Board of Directors
ID: in progress
Yağmur is one of the co-founders of DfAB with her dear friend, Tess Hanson. Yağmur has been a dancer and an artist all her life and through her work with DfAB she has had the privilege to learn and work with disabled dance artists, leaders and a group of dedicated volunteers with a passion for changing ableist narratives in dance.
She is currently a medical student in California, but continues to dance and stay involved with DfAB as much as possible. She hopes to bring her passion for healing through arts into traditional medicine, as the best medicine is hidden in our creativity.
ID: A white cisgender woman, Tess stands outside in a vineyard and smiles widely. She wears a dark blue, knitted shirt and a necklace with golden flowers. Her hair is brown, short, and wavy.
Tess is a dance lover, a practical dreamer, and a reliable problem solver. She's been making up dances since she was three years old and has continued to make dance a significant part of her life since that young age. She's managed cooperative living spaces, performing arts venues, and with Dance for All Bodies, she's now managing her first nonprofit venture. She cares deeply about people, the wellbeing of the planet, and using creative expression to ward off despair.
ID: A South Asian cisgender woman, Maria is smiling cheerfully through her black rimmed glasses. She has a tiny diamond nose stud and her long black hair is tied back into a ponytail. Her friend's arm can be seen around her shoulder.

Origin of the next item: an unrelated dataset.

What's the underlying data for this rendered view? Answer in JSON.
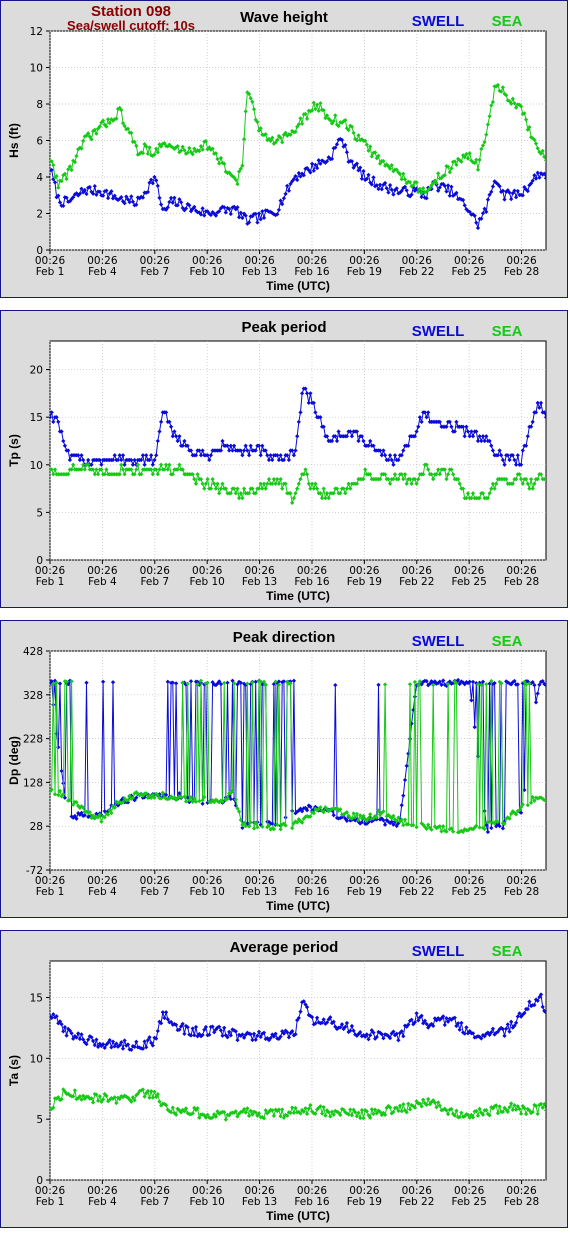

Maria is a Product Manager by profession and a dancer by passion. Born disabled, Maria started dancing from the age of 4 to improve her gross motor skills. She is a trained classical Bharatanatyam dancer and also enjoys Bollywood and western styles. Whether it be being part of her college dance team at IIT Madras during her undergraduate years or now vlogging dance videos on Instagram, dance has always remained a constant love in Maria’s life. She even got to represent Indian culture through a solo dance performance in-front of a global audience at a Harvard-Asia conference. Having faced discrimination herself growing up, she hopes to empower disabled individuals around the world.